Naval forces are engaged in massive renewal of their fleets amid escalating maritime security threats and turf wars over natural resources – and this is driving increased demand for davit systems to deploy boats for rapid military response.
Norwegian davit supplier Vestdavit saw its sales surge to a record Nkr 165 million ($19.2 million) last year – up 25% on 2019 – as global orders for its proven high-specification boat-handling systems defied a downturn in the overall maritime sector amid the Covid-19 pandemic.
Fresh orders have rolled in mainly from the US, Europe and Australia, with demand coming primarily from navies and coast guards within the public procurement sector that account for more than 75% of Vestdavit’s davit turnover, according to managing director Rolf Andreas Wigand.
He sees this as part of an “underlying market trend of global threats and uncertainty” fuelled by the proliferation of piracy, terrrorism, smuggling and the narcotics trade, as well as resource nationalism.
“More and more countries see the need to patrol their borders at sea to protect fishing grounds and other economic assets such as energy resources,” Wigand says.
In addition, there is an increasing need to tackle illegal immigration along with humanitarian crises, such as an exodus of refugees, related to natural disasters or political upheaval.
Given that about 90% of global trade is carried by shipping, navies are also required to provide security for commercial vessels and their seafarers plying risky maritime trade routes such as the Strait of Malacca and Gulf of Aden.
Wigand explains that such tasks necessitate davit systems able to rapidly and safely deploy smaller boats from larger naval vessels such as frigates and offshore patrol vessels, also in high sea states of five or six.
Navies are now seeking to upgrade their fleets with multi-role vessels that can tackle a diversity of tasks and have onboard boat-handling systems designed for versatility, along with regularity and efficiency.
A number of countries plan to renew their naval fleets including the US, which has embarked on a fleet expansion that will require annual spending of about $25 billion to acquire eight to 13 ships per year through 2049.
European countries – including France, Germany and the UK – are also modernising their naval fleets, with fisheries protection now a big issue off the UK following Brexit as well as off Norway, which has recently had a run-in with the EU over illegal fishing.
Wigand says there is in particular strong interest from the US for computer-controlled dual-point davits, part of Vestdavit’s extensive range of robust bespoke systems supported by a global after-sales network as it moves in step with clear market trends going forward.
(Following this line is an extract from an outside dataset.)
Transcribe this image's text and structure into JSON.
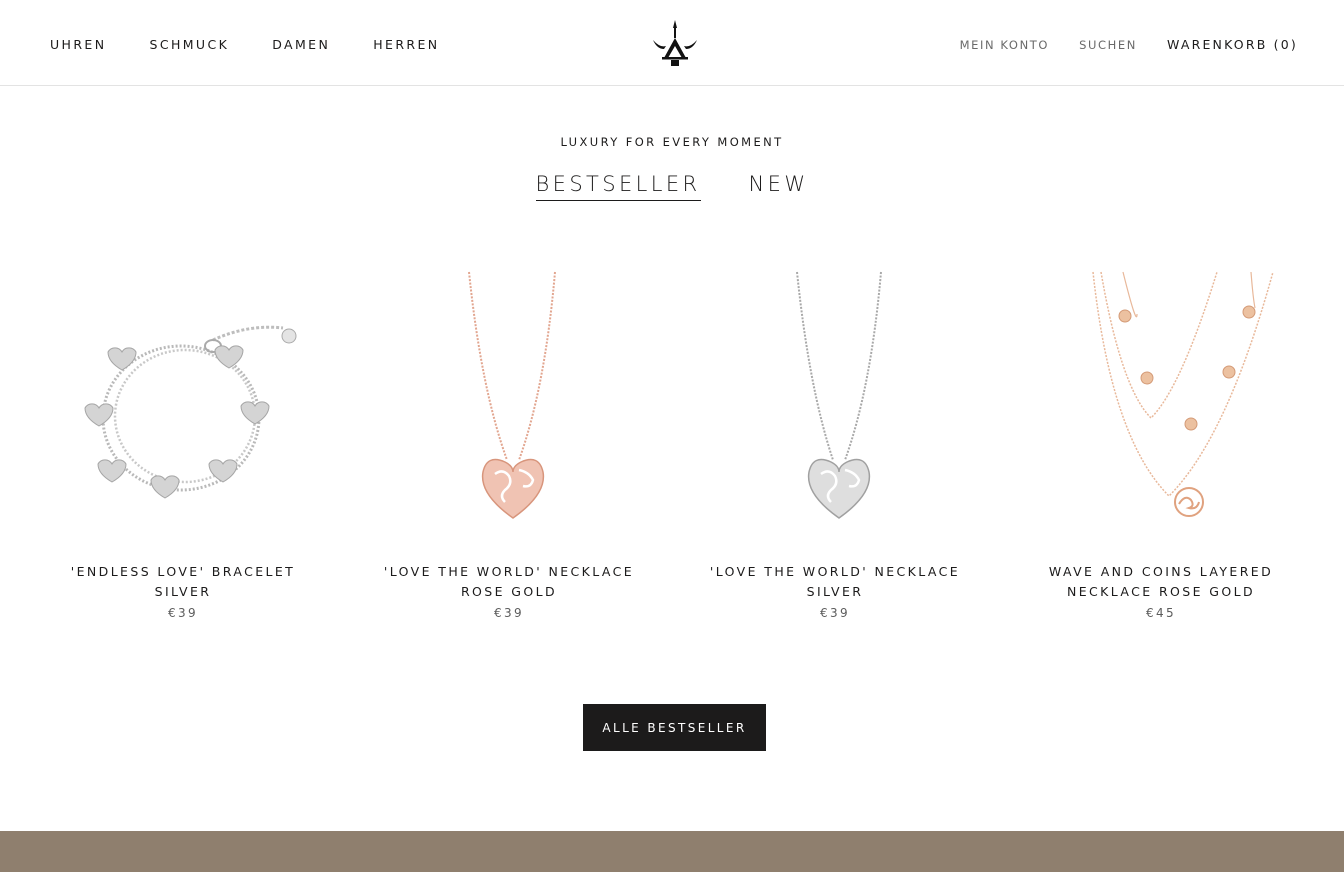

“There is growing interest from both the military and commercial segments in our systems able to handle unmanned surface vehicles and autonomous underwater vehicles that can carry out tasks 24/7 without risk to human life,” he says.
“There are also many new ship projects on the horizon centred on a mission bay able to handle multiple craft – such as MOB boats, workboats and USVs, as well as containers – for which our MissionEase system is well-suited.”
Wigand sees the orders surge as vindication of Vestdavit’s focus on technological innovation, with sales on a similar upward trajectory this year.
“The increase in revenue shows that our products and services are attractive to a growing number of customers, giving us proof that we have a strong strategy,” Wigand says.
“More importantly, growth comes from a portfolio of products and projects fuelled by innovation, which is key to our business. It is in our DNA to constantly challenge existing parameters to find new, stronger, better solutions, and develop safer and more capable davits.”